A, E, I, O, U, and sometimes Y. You might have learned it as a chant, a song, or a simple declaration, but this is how you learned the vowels of English. You may have wondered, why is Y so unsure of itself? Can't we just decide what it is? Why is Y a "sometimes" vowel?
Because writing is not the same thing as speech. While we casually refer to letters, which are written symbols, as vowels or consonants, the concepts of vowel and consonant properly belong to the domain of speech. In general terms, a consonant is a speech sound formed by some kind of constriction or impeding of air flow through the vocal tract, and a vowel lets the air flow freely through. The letter Y can stand for either of these types of sounds. In "yes," Y is representing a consonant, and in "gym" it is representing a vowel.

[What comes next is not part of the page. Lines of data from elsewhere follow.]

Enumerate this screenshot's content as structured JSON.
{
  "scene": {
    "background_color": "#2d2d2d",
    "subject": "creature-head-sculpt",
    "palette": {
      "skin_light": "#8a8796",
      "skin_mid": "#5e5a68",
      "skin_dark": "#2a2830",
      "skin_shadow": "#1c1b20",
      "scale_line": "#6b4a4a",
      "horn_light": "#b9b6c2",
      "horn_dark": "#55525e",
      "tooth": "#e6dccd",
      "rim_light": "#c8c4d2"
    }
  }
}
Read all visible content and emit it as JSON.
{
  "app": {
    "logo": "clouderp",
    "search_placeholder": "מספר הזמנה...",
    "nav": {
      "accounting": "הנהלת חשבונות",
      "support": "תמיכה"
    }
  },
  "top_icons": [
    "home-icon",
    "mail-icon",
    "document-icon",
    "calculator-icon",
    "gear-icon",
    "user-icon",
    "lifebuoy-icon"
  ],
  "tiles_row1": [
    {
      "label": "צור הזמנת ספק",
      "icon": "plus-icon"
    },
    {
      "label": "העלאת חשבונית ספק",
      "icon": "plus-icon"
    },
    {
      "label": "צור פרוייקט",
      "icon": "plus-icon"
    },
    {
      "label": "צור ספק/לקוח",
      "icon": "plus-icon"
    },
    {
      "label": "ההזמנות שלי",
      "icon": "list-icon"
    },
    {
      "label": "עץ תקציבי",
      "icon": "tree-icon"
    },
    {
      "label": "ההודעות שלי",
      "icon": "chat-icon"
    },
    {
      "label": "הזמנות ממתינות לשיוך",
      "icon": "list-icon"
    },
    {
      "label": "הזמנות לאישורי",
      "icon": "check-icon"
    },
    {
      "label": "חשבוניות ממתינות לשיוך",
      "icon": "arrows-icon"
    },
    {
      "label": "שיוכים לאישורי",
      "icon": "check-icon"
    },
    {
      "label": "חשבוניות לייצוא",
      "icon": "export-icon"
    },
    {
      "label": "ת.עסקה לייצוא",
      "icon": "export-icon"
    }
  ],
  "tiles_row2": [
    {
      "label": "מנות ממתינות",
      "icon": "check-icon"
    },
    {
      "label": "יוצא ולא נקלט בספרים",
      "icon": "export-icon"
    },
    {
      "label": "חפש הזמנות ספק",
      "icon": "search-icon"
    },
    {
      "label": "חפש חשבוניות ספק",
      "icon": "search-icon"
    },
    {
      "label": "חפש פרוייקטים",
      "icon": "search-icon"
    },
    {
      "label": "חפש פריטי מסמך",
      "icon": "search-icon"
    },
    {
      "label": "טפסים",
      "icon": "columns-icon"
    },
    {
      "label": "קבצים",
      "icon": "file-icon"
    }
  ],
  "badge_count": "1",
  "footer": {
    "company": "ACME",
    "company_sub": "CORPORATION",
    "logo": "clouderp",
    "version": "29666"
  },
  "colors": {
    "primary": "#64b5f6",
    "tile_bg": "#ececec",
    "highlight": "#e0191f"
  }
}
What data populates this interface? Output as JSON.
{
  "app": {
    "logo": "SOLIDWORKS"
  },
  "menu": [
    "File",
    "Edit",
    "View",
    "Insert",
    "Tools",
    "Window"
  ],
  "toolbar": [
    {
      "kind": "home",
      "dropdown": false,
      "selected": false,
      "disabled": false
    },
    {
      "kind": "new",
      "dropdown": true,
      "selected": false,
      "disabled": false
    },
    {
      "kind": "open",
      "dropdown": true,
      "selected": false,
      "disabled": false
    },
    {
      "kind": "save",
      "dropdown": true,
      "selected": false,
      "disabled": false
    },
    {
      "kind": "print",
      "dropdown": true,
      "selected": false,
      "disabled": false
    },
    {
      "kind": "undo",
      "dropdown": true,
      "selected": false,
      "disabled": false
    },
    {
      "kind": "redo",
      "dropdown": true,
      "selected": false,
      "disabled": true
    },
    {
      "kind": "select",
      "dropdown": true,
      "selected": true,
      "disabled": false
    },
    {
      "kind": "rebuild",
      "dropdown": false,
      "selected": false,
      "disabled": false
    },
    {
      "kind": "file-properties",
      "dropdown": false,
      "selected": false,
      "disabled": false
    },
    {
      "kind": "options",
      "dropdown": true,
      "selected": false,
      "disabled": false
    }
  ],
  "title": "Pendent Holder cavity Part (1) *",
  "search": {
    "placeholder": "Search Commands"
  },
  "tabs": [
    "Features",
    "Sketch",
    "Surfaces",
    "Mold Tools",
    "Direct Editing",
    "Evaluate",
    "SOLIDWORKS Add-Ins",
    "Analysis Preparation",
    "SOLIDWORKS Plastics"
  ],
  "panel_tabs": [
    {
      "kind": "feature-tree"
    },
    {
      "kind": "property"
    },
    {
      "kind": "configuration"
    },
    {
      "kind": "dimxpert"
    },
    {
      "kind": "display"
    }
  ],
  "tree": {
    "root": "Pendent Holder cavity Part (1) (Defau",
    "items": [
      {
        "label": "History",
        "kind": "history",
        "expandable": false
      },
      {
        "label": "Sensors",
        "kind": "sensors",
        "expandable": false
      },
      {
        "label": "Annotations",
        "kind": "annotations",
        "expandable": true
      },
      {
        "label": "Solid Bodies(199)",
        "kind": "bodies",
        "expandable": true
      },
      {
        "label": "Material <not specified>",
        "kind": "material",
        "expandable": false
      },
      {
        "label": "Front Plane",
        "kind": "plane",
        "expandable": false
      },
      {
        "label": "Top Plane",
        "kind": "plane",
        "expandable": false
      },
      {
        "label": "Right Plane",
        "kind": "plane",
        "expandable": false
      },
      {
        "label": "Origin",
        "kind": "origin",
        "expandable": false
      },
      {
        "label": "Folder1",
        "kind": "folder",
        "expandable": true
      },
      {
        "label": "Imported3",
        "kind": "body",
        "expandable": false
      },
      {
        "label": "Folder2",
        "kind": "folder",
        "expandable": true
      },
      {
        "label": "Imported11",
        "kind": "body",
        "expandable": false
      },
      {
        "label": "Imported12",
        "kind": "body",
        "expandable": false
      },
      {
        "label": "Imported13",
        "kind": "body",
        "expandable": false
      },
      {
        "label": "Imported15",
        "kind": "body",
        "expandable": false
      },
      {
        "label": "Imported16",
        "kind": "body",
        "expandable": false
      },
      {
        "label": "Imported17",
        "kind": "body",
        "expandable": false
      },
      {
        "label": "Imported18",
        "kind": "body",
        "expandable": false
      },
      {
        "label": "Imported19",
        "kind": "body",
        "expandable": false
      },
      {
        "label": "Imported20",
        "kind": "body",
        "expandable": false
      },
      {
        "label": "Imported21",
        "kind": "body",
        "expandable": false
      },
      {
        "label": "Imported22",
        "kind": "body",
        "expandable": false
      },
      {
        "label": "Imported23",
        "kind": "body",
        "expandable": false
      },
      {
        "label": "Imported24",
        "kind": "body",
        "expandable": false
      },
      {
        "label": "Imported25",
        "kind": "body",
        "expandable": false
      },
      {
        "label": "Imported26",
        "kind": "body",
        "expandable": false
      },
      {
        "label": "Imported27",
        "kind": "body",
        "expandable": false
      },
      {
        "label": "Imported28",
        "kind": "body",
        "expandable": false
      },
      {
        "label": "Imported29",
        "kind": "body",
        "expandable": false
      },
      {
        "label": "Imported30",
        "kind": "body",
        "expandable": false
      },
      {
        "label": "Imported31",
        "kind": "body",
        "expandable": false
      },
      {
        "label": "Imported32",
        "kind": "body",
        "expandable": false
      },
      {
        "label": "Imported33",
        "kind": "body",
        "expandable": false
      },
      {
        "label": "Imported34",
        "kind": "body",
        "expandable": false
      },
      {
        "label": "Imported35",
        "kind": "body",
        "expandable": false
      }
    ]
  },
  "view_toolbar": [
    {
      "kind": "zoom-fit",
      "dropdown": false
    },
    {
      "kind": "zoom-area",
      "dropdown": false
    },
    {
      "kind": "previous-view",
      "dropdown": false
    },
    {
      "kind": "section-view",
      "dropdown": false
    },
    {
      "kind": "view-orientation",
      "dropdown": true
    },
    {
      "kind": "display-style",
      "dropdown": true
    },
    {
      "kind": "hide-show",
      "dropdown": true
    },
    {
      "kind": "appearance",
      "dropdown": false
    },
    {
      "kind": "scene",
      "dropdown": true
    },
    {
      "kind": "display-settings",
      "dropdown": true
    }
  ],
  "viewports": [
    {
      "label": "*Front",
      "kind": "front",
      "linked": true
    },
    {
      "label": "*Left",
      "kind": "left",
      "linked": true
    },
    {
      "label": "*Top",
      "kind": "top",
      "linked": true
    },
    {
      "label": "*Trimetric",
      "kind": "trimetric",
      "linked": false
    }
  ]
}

In fact, due to the imperfect match between writing and speech, there are other "sometimes" vowels: W is a consonant in "we" and part of a diphthong vowel in "now." H is a consonant in "hat" but what is it in "ah"? It's part of the representation of a different vowel sound; compare it with "a." If we look hard enough, we can even find examples of "sometimes" consonants. What sound does the O represent in "one"? What sound does the U represent in "united"? They are consonant+vowel combinations 'wuh' and 'yu.'
A, E, I, O, U and sometimes Y is not a bad rule of thumb. Most of the time a spoken vowel will be represented by one of those written forms. And Y swings between vowel and consonant more than other swing letters. But it's worth remembering that letters are not speech sounds. They are lines on a page, pixels on a screen that nudge us, quite imperfectly, toward the sounds of the things we say.
THE WEEK'S AUDIOPHILE PODCASTS: LISTEN SMARTER
- 43 TV shows to watch in 2014
- How to be the most productive person in your office — and still get home by 5:30 p.m.
- How our botched understanding of 'science' ruins everything
- 6 things the happiest families all have in common
- The science of sex: 4 harsh truths about dating and mating
- Save the world... by changing how you pee
- 10 things you need to know today: September 21, 2014
- How U2 became the new Nickelback
- Russia is stealthily threatening America with nuclear war
- 13 Urban Outfitters controversies
Subscribe to the Week